Growing up together: Charlotte, the Urban Institute and a time for change

After 18 years as director of UNC Charlotte’s Urban Institute, it’s time to move on. And it’s only appropriate that the same field that first introduced me to the institute’s work is now leading me away to a new chapter, serving as North Carolinas’ Deputy Secretary of Natural Resources. My introduction to the institute came […]

Growing congestion, empty tracks: Why there’s still no Red Line to North Meck

A set of almost deserted railroad tracks runs from uptown Charlotte through Huntersville, Cornelius and Davidson. In fast-growing, highly congested north Mecklenburg, people see those tracks and ask: Why not use them for mass transit? For more than 20 years, that’s what the county’s transit plan has proposed: Use the tracks for a commuter rail […]
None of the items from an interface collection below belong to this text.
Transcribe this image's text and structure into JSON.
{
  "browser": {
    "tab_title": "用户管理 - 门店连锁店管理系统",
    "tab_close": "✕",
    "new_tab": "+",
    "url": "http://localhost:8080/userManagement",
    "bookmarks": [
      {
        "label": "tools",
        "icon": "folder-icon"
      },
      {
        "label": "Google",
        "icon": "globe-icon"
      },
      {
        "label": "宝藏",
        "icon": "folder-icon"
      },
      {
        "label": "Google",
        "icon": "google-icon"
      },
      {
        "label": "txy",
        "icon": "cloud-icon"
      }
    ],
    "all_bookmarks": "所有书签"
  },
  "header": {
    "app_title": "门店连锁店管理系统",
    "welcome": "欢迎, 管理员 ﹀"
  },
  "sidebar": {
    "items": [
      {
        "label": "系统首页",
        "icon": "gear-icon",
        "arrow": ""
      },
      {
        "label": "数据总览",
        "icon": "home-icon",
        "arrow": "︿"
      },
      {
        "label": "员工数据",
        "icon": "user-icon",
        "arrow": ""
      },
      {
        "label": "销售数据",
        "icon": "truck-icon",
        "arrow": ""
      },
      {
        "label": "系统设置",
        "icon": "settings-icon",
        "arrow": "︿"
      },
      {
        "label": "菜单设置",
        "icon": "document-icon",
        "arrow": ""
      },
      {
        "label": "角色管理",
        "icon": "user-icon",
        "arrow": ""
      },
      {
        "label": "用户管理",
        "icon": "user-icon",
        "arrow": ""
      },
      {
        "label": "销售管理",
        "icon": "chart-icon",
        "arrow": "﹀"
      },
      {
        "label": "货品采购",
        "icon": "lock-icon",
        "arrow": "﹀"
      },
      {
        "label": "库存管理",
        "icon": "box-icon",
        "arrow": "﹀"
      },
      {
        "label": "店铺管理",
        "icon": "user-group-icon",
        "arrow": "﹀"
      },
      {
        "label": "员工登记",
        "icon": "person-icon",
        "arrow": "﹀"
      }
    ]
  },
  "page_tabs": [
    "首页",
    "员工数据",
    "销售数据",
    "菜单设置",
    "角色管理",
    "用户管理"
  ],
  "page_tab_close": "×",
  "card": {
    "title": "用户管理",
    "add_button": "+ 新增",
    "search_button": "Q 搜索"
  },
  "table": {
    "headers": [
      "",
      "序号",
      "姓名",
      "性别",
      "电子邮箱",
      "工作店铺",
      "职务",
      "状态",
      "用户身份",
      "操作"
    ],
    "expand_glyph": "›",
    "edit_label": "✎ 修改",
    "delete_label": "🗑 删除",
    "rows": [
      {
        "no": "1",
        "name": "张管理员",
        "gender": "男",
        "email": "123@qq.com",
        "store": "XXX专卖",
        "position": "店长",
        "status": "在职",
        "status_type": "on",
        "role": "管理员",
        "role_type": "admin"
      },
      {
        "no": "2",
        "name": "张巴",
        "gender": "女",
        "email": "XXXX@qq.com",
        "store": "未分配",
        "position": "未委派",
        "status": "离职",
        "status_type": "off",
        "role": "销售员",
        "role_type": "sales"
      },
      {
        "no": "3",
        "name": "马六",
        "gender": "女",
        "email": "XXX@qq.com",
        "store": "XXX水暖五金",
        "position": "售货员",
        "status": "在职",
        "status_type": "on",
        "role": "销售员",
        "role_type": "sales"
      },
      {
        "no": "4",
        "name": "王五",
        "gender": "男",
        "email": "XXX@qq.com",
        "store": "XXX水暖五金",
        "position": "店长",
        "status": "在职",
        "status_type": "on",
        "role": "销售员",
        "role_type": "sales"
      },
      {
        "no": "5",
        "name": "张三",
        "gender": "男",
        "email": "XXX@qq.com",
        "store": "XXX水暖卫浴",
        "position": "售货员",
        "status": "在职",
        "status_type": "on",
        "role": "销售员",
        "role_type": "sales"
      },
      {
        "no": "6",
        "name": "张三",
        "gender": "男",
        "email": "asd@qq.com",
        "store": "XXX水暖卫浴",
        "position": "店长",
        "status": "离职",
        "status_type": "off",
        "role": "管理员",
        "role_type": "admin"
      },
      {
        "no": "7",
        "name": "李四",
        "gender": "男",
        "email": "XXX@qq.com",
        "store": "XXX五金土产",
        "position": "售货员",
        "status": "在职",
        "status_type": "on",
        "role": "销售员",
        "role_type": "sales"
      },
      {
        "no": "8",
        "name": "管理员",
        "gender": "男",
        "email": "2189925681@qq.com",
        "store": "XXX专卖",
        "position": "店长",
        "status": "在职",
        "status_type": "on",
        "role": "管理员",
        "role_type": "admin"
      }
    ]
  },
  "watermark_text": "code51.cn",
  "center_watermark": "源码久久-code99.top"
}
The city wakes up to its future

Sometimes I feel as if I’m watching a play. It’s one I’ve seen before – performed many times in different venues. It’s called “The City Wakes Up To Its Future.” We have now reached the penultimate act. I’m referring, of course, to the recent cyclone of activity that’s swirling around Charlotte’s proposed 2040 Comprehensive Plan […]

Mobilizing for climate change: Evaluating the Strategic Energy Action Plan, two years in

Contributing writer Martin Zimmerman interviews Sarah Hazel, recently appointed as Chief Sustainability & Resiliency Officer for the city of Charlotte. Sarah Hazel comes to the Strategic Energy Action Plan team from a six-year tenure on the city manager’s staff, where she worked on a wide range of initiatives including SEAP program development. She now manages […]

The past and future of the Charlotte ‘fourplex’

Down the middle of Hawthorne Lane at the corner of East 8th Street, the dust is just settling on the new LYX Gold Line Extension tracks. When the line opens later this year, it will be the first time a streetcar has rumbled down this block since 1938. Still, the legacy of that old streetcar […]

Who’s paying attention to the planning conversation in Charlotte?

Charlotte City Council members confronted an uncomfortable question Monday: How can you get people in the general public to pay attention to technical, somewhat boring, but extremely important matters like the city’s new development rules – before a major controversy erupts? Planning staff are nearing the finish line for Charlotte’s 2040 vision plan, which will […]

Can a street help heal America’s fractures?

I’ll never again look at a city’s Main Street the same way. In Mindy Thompson Fullilove’s newest book, Main Street: How a City’s Heart Connects Us All, she does something relatively rare for books about urban issues. Some focus on cities’ physical attributes, such as low-density single-family sprawl, building design, street grids, auto-dominated transportation, and […]

Exploring the racial wealth gap and housing

Charlotte’s notorious “50-out-of-50” ranking for economic mobility has many roots, ranging from systemic discrimination to gaps in education, health and jobs training. But one of the most consequential factors for intergenerational economic mobility is likely wealth, and the simple fact is that some families have much more than others. A key component of wealth is […]

Five key findings about the impact of COVID-19 on local renters and prioritizing rental assistance

COVID-19 has had an immediate and potentially lasting impact on the housing stability of low-income renters in Charlotte and the nation. Although the Centers for Disease Control and Prevention recently announced a federal eviction moratorium through the end of 2020, missed rent is not being forgiven. Renters need assistance to avoid often insurmountable back rents […]

Mapping Charlotte’s lost buildings: Demolitions on the rise again

Categories: Maps Tags: Government, PLANNING, Property Values

Charlotte’s aging buildings are being torn down at an alarming rate, the product of a fast-growing population and strong real estate market. Some were fine examples of classic architecture, like the long since demolished Masonic Temple on South Tryon, an Egyptian Revival-style building from 1914, or Mecklenburg County’s first main library, built in 1903 with […]